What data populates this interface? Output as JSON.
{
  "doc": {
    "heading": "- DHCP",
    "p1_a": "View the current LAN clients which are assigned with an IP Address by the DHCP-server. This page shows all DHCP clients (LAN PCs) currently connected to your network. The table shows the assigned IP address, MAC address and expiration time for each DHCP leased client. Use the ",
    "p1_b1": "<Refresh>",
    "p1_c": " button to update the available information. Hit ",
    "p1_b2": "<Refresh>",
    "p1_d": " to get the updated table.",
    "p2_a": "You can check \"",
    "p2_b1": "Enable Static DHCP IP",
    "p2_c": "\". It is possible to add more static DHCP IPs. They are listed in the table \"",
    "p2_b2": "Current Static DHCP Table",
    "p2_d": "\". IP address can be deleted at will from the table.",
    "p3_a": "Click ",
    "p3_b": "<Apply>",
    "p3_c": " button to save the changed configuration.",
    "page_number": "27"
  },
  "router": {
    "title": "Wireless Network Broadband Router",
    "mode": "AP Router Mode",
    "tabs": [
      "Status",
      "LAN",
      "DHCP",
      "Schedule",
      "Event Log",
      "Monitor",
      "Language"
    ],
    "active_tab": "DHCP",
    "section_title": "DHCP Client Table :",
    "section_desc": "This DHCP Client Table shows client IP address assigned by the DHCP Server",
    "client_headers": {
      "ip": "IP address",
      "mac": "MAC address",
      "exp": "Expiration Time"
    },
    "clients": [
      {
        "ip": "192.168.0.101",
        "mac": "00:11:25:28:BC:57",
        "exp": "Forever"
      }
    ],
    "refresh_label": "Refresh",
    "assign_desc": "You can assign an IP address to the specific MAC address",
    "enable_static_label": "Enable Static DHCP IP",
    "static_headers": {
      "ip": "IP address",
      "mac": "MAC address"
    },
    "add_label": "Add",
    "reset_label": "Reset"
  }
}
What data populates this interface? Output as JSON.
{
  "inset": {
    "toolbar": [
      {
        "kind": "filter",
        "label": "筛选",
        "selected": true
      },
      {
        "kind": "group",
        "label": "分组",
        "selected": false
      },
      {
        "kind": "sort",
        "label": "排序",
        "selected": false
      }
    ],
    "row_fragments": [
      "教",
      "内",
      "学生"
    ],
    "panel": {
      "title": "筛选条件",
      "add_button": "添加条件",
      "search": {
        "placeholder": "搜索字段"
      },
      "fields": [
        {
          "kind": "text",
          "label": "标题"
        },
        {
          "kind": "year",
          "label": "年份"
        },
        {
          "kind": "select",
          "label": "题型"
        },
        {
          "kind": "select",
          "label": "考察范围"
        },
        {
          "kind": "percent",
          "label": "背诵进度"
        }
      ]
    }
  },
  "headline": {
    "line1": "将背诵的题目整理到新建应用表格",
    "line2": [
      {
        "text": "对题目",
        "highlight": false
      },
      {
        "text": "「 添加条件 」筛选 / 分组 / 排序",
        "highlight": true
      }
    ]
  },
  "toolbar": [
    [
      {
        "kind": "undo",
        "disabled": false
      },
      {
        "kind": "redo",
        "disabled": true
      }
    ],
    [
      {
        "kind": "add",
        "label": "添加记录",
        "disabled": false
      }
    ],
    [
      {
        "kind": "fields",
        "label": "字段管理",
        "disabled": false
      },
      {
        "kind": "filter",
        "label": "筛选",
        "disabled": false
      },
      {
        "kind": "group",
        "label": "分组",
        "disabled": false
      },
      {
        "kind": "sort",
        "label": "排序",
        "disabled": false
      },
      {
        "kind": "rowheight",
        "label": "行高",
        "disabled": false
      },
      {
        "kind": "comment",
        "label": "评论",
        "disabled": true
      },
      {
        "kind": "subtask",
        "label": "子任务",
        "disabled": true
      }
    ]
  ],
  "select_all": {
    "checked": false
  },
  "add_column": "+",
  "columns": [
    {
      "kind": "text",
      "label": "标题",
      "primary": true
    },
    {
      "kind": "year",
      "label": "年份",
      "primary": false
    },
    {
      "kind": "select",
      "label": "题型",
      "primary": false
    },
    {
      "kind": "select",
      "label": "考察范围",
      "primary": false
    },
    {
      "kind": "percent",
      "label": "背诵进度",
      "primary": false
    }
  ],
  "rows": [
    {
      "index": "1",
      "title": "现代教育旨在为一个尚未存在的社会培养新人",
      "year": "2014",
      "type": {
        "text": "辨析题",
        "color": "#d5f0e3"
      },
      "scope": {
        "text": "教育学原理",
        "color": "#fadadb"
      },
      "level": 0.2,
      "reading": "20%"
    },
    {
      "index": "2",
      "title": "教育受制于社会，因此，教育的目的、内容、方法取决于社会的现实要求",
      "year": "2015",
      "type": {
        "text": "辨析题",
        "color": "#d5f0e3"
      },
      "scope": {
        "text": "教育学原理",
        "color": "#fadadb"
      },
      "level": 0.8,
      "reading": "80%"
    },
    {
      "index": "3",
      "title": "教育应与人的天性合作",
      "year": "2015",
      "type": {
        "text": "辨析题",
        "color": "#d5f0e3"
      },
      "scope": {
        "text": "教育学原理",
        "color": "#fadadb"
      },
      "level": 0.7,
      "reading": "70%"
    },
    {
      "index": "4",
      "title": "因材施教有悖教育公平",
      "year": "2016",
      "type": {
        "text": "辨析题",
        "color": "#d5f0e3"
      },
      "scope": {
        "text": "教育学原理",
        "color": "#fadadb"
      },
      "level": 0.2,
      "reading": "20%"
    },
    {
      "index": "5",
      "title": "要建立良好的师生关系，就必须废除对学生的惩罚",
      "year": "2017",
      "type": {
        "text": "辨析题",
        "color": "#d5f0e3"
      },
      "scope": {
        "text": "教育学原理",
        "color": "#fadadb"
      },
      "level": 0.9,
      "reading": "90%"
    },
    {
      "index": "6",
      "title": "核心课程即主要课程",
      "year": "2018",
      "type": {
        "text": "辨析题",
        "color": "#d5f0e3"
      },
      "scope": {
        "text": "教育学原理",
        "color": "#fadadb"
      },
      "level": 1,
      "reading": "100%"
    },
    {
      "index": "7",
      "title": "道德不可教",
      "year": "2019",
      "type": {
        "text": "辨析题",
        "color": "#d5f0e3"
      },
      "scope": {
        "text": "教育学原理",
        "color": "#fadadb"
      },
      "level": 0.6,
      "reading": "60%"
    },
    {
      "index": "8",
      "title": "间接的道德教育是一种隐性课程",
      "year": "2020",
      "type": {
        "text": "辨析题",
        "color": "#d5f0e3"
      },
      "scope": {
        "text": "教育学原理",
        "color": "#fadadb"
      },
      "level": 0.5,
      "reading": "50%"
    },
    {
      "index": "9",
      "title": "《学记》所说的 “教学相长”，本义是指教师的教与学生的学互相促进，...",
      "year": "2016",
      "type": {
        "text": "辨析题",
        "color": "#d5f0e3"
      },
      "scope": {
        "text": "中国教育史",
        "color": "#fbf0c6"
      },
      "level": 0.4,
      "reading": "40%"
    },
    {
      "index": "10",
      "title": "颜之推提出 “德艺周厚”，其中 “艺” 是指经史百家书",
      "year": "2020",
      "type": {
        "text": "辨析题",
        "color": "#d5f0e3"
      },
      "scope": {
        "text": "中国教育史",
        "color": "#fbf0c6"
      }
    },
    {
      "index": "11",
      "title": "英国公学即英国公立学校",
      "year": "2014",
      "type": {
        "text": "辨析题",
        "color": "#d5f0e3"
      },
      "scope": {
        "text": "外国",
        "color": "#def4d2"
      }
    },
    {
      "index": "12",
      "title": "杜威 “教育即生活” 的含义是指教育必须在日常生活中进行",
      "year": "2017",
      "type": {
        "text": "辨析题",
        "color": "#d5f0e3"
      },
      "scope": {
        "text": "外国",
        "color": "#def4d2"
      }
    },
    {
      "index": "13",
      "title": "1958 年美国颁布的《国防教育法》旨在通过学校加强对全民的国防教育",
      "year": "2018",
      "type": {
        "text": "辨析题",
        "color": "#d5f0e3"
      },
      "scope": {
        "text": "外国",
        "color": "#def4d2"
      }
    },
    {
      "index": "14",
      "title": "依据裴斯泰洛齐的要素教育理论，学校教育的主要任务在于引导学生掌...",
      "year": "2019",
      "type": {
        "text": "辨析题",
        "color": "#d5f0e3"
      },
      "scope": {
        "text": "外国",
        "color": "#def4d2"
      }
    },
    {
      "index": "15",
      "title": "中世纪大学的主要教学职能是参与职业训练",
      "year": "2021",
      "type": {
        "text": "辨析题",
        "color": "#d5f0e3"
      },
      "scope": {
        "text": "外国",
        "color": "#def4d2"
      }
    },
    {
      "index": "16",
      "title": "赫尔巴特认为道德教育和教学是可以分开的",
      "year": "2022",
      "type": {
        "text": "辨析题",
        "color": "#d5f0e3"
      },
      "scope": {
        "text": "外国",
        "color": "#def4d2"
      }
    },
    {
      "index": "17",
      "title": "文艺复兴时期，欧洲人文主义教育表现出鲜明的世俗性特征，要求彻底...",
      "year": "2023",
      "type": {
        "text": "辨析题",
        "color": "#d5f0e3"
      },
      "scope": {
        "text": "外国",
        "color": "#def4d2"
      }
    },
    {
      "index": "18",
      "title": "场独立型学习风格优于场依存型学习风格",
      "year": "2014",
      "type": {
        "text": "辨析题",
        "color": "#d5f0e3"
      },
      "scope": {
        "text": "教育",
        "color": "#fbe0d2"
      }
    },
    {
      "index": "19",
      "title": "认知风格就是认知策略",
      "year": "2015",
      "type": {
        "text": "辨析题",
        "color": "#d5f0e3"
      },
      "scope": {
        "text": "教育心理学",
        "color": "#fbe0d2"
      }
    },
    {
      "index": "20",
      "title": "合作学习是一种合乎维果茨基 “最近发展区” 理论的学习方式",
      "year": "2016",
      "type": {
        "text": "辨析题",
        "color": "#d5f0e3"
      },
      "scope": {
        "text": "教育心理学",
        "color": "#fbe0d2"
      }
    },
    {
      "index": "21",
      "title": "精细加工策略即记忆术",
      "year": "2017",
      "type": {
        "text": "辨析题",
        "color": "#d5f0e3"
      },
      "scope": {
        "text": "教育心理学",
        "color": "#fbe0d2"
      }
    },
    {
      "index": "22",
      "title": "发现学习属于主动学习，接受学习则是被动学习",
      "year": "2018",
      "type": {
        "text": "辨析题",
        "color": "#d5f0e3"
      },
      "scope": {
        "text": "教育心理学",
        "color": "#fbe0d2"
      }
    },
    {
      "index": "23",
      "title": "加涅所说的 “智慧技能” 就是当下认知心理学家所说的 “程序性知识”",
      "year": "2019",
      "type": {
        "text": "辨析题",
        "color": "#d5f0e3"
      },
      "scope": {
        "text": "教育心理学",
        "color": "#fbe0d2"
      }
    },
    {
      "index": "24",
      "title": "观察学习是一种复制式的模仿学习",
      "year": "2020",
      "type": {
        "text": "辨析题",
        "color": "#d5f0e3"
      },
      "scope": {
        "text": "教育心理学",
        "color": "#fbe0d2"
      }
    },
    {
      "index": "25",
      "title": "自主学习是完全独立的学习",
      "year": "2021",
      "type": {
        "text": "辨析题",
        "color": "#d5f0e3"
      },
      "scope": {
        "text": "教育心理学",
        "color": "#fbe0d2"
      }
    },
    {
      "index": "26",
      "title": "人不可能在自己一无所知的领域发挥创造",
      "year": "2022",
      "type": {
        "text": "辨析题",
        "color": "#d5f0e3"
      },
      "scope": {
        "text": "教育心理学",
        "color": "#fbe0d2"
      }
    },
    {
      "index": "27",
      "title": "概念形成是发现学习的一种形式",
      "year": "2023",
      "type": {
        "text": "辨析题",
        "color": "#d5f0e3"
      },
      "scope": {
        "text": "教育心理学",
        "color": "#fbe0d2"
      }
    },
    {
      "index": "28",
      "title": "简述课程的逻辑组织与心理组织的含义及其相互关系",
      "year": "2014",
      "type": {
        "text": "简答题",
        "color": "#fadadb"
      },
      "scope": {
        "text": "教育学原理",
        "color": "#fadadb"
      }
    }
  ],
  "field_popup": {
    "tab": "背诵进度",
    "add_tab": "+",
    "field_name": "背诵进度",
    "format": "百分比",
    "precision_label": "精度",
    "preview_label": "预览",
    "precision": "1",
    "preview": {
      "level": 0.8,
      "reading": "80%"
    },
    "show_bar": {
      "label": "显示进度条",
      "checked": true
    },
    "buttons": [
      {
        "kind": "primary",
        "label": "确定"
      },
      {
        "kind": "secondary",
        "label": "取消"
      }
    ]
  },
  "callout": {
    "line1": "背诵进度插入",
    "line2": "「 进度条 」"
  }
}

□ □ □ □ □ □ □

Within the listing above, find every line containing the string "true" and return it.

        "selected": true
        "highlight": true
        "disabled": true
        "disabled": true
        "disabled": true
      "primary": true
      "checked": true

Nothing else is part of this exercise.